The challenge of creativity is the discipline of harnessing, utilizing, and focusing the primal energy of our minds and bodies. The tangible results of the practice of this discipline are artifacts. At a first approximation, we can distinguish our artifacts into two broad categories; Juju and art. Juju refers to pieces that have lost the power of informing present decisions. Art refers to pieces that carry meaning as decision points in a present context. First we achieve conscious competency, which then becomes unconscious competency. The distinction is purely one of cognition, artifacts that are once classified as art become juju once the lessons learned in its creation are subliminal and put out of conscious mind.
These artifacts, whether considered juju or art, are a subset of the known objects of the universe. An object carries contextual meaning beyond its platonic essence by virtue of its creator. Much of the focus and work of modern art has been the search to shortcut this process. A found object is one which carries contextual meaning by virtue of having been found and placed deliberately in a different context. It is not just the creator, but the organizer or viewer, who imparts relevant meaning to an object according to the modern artist.

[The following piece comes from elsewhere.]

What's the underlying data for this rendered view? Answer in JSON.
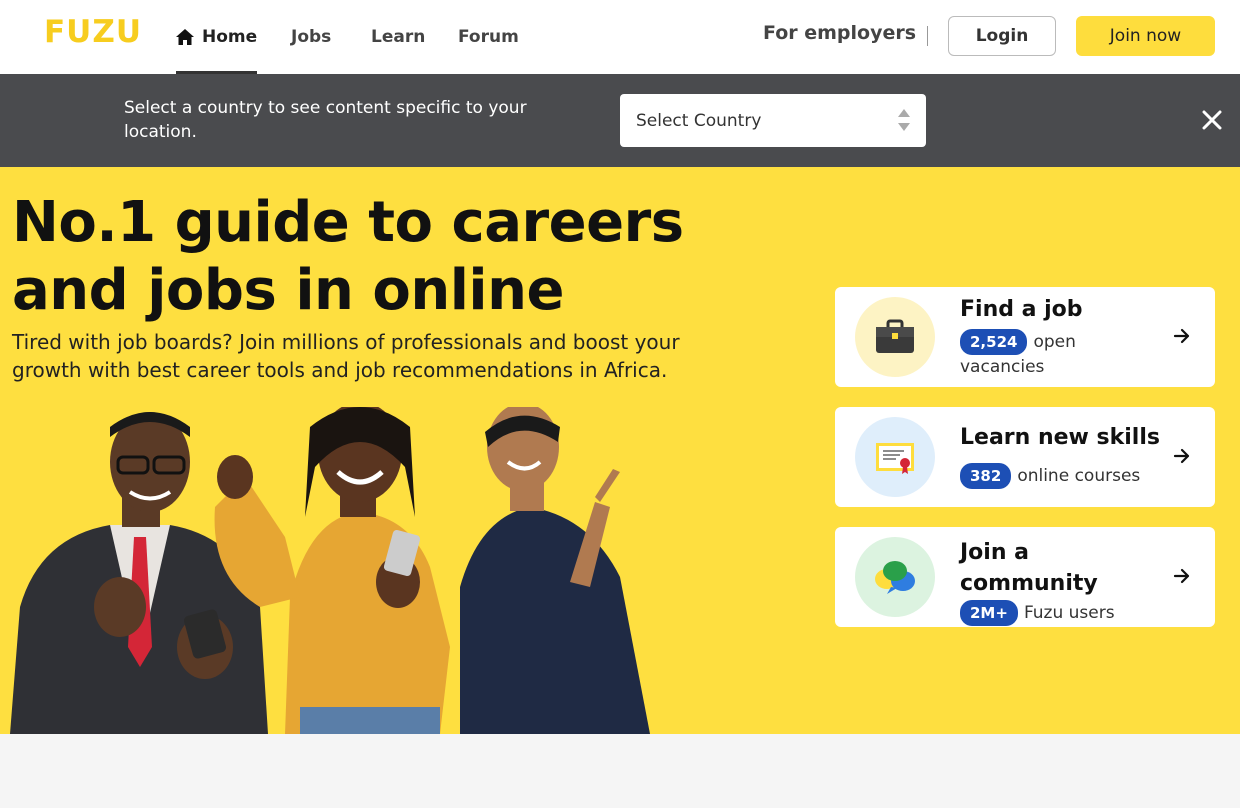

Mr. Buchanan-Smith has always been interested in the small stuff. For his thesis project at the School of Visual Arts, which he later turned into a book, “Speck: A Curious Collection of Uncommon Things,” published by Princeton Architectural Press, he invited artists and other obsessives to explore everyday ephemera — things like dust, the inside of a pocketbook, the bottoms of sneakers — in words and pictures.
Kim Hastreiter, an editor of Paper magazine and his former boss, said: “Peter is like a regular guy with an eccentric way of thinking, and he’s interested in things that function. You know he loves a Shaker table. He probably loves a yellow pencil or a bar of Ivory soap or a paper clip or a well-designed tube of toothpaste. It’s all about stuff that’s what it is. That’s an idea that’s really popular right now.”
New York Times, 2010
The point is valid, but trivial. To demonstrate that we can find things and place them elsewhere is the act of being alive, but I am unconvinced that a demonstrator in this sense should be classified as a creative artist. To redefine art and artist this broadly renders it meaningless as a distinctive descriptor. Yes, it is a valid choice to blanch any construct of meaning in a logical sense, but the point of creating descriptors is to render meaningful distinctions in order to make sense of our world.
Words, categories and ontologies are only what we make of them. True mastery of any discipline, including language, is the ability to direct one's unconscious according to will. Modern art's logical progression is using conscious energy to unfocus conscious decision making. Everything becomes valid as an artistic choice, which is the same as saying that nothing is valid. The fissure is evident in the wider culture. There is the insular, epistemological closure of the art world and its obsessive concern with context coupled with the wider public's disdain and distrust for art. If anything can carry any meaning, then meaning is voided. The point has been demonstrated, yes, we can render our world meaningless, but why would we choose to do this once we realize we can make that choice?
Besides, creative nihilism is such a drag.